Full results.

Philemon Kiriago - 2023 Trofeo Nasego champion

Philemon Kiriago on his way to winning the 2023 Trofeo Nasego. Photo: Marco Gulberti

Additional Races and Runs

ETC Race – Courmayeur, Italy

Also part of the UTMB Mont Blanc festival and an acronym for Experience Trail Courmayeur, this was a 15k race on Tuesday, August 29. Sara Alonso (Spain) led the women in 1:37 and Roberto Delorenzi (Switzerland) won in 1:19. Full results.

Ben Nevis Race – Fort William, United Kingdom

Rose Mather (U.K.) and Finlay Wild (U.K.) won the race up and down Britain’s highest mountain in 1:59 and 1:35. Full results.

Three Corner Rock PCT 50k – Carson, Washington

Allie Ostrander set a new course record in 4:43 on the point-to-point run, and professional triathlete Ari Klau won the men’s race in 4:40.

(In 2023, Ostrander was suspended for four months after testing positive for canrenone, a metabolite of spironolactone, after it was determined that she mistakenly took the drug without first obtaining a World Anti-Doping Agency Therapeutic Use Exemption.)

Full results.

Grand Traverse – Aspen, Colorado

The race ran 40 miles from Crested Butte to Aspen and paid $1,000 to its winners. Brook Handler and Keegan Oldani got to Aspen first in 7:07 and 6:14. Full results.

Call for Comments

Whew, what a great week that was!

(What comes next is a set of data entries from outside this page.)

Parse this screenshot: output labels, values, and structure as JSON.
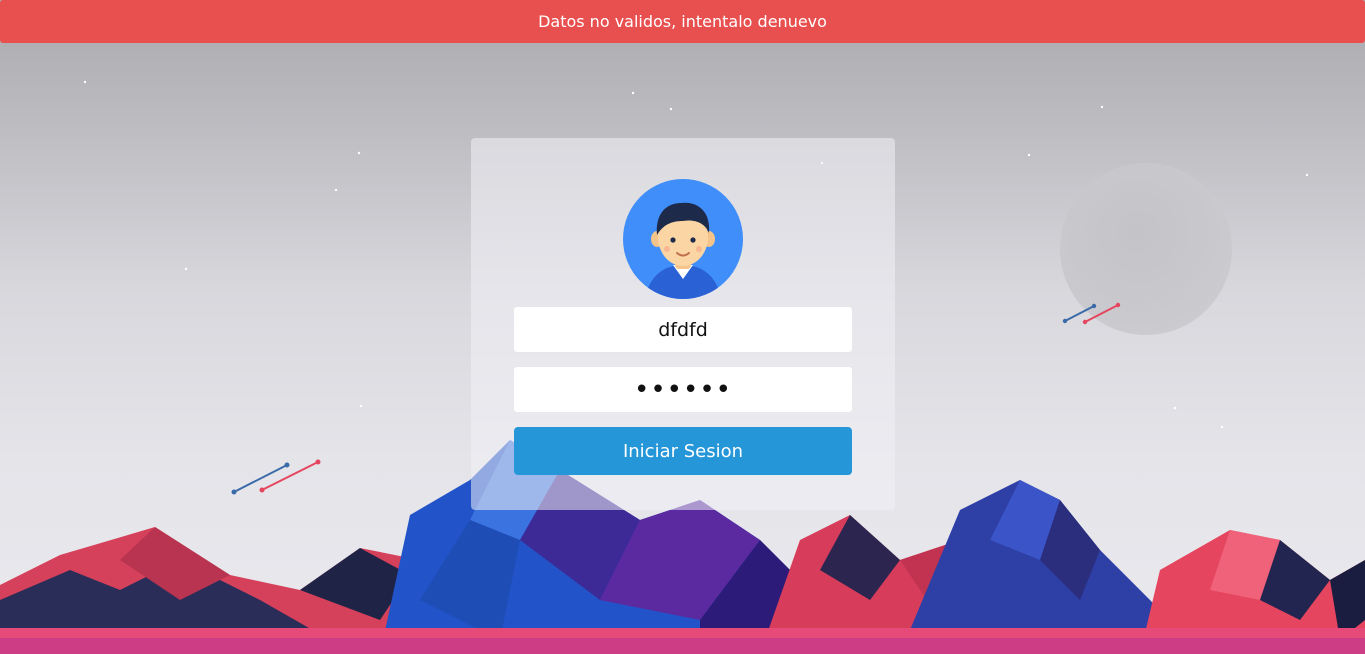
{
  "alert": {
    "message": "Datos no validos, intentalo denuevo"
  },
  "login_form": {
    "username_value": "dfdfd",
    "password_value": "123456",
    "submit_label": "Iniciar Sesion"
  },
  "colors": {
    "alert_bg": "#e8504f",
    "button_bg": "#2596d8",
    "avatar_bg": "#3f8ef9"
  }
}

What’s coming up next?

Justin Mock

Justin Mock is the This Week In Running columnist for iRunFar. He’s been writing about running for 10 years. Based in Europe, Justin has run as fast as 2:29 for a road marathon and finished as high as fourth in the Pikes Peak Marathon.